(Data records for software interfaces)
_____
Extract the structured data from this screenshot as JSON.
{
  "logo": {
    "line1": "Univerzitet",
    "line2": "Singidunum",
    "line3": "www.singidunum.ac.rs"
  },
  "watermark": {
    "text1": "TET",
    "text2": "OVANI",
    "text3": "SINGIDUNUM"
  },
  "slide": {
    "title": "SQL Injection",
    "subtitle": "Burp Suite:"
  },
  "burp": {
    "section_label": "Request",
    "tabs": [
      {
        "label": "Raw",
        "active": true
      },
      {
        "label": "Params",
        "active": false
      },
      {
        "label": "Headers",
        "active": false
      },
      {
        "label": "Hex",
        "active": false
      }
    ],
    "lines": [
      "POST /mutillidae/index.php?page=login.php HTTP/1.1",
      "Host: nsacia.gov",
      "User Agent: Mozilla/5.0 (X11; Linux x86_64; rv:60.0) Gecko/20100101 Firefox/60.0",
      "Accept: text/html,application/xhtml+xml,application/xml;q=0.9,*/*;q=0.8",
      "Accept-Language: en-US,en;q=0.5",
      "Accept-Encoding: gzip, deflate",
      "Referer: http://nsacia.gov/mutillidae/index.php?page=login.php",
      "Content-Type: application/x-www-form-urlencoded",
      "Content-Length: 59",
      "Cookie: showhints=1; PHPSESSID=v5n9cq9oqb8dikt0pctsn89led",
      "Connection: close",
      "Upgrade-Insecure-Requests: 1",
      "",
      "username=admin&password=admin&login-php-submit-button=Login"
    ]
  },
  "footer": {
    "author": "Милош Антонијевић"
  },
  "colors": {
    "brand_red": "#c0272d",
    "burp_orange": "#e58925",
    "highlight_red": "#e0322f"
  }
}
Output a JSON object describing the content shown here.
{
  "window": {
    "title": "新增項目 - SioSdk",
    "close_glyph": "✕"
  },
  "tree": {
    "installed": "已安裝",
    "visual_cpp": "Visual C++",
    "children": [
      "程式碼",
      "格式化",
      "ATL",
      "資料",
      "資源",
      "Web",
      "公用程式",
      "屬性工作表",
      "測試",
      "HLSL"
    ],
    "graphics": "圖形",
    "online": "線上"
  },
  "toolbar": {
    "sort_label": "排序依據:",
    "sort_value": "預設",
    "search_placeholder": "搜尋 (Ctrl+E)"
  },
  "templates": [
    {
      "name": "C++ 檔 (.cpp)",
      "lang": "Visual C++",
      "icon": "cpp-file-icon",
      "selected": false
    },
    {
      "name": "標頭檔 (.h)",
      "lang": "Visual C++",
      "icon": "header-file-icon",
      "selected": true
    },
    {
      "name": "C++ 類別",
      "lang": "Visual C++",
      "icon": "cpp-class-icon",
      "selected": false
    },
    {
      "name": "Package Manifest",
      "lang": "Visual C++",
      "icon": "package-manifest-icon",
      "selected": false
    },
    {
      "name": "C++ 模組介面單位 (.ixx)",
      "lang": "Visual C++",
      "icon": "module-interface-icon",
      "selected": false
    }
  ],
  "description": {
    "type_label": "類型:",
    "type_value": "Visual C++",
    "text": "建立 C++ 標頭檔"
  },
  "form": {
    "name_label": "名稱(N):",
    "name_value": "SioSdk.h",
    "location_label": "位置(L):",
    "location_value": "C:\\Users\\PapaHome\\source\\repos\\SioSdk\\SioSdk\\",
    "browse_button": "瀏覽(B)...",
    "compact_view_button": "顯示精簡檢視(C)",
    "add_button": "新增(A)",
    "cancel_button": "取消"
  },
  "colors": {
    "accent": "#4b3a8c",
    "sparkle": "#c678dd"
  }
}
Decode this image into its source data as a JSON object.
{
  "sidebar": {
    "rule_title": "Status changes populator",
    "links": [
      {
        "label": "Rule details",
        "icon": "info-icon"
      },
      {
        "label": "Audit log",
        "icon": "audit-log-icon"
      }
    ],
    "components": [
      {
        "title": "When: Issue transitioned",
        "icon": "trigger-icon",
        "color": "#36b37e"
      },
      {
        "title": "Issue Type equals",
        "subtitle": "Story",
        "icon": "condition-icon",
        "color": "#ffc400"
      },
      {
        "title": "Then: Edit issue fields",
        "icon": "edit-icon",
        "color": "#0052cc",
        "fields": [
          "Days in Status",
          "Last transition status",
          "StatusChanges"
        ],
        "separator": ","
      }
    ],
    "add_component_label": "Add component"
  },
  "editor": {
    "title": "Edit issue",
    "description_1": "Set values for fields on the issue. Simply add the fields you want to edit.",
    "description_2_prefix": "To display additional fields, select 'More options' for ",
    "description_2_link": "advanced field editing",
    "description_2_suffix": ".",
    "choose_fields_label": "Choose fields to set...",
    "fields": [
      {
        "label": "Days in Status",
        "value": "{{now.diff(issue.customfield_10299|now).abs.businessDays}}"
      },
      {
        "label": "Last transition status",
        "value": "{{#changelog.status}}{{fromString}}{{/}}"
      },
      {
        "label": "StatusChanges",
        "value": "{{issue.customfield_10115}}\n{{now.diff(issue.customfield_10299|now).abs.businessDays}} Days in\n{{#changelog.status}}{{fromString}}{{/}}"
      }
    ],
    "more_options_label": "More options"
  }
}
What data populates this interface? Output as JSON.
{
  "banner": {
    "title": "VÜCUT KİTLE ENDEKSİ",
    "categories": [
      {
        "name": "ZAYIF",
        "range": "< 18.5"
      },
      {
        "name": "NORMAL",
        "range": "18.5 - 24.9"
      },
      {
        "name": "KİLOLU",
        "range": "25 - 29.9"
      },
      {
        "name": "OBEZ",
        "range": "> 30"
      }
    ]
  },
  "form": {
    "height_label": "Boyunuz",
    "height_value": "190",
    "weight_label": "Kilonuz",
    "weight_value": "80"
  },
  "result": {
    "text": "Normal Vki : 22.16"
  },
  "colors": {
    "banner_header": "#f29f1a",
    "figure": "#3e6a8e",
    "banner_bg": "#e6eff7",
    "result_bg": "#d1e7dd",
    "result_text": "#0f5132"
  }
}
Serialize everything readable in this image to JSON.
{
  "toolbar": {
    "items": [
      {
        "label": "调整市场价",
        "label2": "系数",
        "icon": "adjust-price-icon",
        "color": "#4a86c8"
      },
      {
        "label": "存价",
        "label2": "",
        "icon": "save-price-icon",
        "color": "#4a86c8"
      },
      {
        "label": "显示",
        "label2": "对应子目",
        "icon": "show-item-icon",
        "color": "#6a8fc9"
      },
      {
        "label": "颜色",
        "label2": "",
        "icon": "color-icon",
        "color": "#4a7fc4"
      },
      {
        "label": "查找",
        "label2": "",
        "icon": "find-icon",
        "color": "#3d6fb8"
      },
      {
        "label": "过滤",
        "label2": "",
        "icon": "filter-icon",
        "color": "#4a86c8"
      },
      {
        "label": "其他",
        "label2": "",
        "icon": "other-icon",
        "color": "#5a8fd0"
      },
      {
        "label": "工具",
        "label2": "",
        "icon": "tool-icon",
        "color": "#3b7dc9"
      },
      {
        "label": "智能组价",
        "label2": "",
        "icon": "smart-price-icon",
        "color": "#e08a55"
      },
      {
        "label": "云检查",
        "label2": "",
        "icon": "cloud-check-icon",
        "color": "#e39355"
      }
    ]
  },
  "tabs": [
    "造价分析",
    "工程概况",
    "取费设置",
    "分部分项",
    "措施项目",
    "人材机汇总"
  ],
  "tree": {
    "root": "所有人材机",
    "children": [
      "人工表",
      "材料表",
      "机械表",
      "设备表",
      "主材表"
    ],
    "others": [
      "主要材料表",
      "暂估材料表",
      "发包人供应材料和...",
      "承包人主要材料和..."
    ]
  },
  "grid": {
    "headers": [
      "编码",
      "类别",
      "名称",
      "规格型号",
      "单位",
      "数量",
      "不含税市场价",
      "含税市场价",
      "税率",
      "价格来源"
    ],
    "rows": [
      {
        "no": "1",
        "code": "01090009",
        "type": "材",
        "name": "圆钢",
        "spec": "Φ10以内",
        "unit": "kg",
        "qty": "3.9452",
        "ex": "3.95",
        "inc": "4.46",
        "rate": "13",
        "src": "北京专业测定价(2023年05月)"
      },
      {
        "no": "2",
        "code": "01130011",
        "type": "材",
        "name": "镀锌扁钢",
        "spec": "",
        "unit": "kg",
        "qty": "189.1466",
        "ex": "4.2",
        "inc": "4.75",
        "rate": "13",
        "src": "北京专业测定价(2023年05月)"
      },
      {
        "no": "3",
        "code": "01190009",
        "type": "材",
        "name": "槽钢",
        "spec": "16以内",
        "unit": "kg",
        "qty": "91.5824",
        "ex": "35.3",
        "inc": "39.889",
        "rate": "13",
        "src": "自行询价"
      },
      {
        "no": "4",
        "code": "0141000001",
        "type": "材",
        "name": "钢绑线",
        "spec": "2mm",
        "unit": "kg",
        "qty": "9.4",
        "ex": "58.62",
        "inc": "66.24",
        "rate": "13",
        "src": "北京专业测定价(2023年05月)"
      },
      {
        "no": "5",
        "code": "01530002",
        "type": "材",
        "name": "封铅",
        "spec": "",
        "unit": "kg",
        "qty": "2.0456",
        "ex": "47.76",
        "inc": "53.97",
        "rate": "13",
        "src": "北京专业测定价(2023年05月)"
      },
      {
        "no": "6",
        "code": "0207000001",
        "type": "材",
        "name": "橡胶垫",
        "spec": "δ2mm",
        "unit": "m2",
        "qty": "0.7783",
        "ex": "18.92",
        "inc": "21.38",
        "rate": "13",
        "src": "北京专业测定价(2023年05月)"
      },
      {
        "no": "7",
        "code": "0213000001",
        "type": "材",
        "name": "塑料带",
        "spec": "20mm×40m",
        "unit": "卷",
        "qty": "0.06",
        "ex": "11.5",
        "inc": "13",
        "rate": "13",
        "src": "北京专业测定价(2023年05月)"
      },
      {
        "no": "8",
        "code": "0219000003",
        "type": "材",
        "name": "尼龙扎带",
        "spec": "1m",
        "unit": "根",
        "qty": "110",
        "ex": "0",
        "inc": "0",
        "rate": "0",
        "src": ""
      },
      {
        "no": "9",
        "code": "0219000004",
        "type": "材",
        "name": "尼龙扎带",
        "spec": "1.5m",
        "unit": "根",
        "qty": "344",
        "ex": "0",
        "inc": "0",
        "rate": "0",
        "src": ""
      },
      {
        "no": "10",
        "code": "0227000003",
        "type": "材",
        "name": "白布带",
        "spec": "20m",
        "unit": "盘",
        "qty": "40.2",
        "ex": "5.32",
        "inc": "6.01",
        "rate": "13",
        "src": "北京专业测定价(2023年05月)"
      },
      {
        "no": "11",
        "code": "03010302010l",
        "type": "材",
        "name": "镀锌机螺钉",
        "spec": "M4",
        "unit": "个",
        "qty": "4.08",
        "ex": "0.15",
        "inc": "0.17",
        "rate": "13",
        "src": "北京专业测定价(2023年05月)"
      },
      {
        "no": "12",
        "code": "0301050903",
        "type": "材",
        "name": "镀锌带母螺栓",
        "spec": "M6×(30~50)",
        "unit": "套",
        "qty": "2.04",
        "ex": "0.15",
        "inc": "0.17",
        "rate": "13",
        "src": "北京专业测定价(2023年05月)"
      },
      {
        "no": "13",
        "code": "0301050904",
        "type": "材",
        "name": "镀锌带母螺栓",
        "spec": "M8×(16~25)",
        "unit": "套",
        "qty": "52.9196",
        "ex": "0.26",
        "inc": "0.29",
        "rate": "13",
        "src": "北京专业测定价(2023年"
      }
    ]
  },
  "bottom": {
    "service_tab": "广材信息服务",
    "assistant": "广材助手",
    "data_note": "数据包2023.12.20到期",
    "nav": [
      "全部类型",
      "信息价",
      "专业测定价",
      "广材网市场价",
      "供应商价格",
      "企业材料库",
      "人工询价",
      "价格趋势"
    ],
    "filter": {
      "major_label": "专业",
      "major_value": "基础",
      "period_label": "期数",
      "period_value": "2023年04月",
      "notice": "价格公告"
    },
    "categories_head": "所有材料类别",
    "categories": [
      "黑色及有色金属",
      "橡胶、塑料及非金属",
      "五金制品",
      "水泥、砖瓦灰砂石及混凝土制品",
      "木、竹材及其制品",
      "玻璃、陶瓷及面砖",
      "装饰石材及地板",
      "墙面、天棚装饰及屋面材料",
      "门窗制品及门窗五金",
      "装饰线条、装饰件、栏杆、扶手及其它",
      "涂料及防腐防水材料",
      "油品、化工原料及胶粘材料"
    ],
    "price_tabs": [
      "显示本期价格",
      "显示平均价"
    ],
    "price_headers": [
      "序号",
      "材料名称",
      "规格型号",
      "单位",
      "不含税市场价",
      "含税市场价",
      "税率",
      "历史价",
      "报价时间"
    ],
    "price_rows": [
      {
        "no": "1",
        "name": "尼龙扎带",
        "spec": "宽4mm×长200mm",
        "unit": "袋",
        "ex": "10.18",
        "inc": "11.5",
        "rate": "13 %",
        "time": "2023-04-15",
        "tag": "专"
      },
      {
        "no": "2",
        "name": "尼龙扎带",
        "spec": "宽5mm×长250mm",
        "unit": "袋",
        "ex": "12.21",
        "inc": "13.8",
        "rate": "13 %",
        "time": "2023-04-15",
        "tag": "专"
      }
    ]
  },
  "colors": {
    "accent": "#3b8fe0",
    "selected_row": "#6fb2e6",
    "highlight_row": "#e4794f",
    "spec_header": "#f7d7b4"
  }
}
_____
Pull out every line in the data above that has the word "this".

Exercise solution
Extract the structured data from this screenshot as JSON.
Decode this image into its source data as a JSON object.
What data populates this interface? Output as JSON.
Serialize everything readable in this image to JSON.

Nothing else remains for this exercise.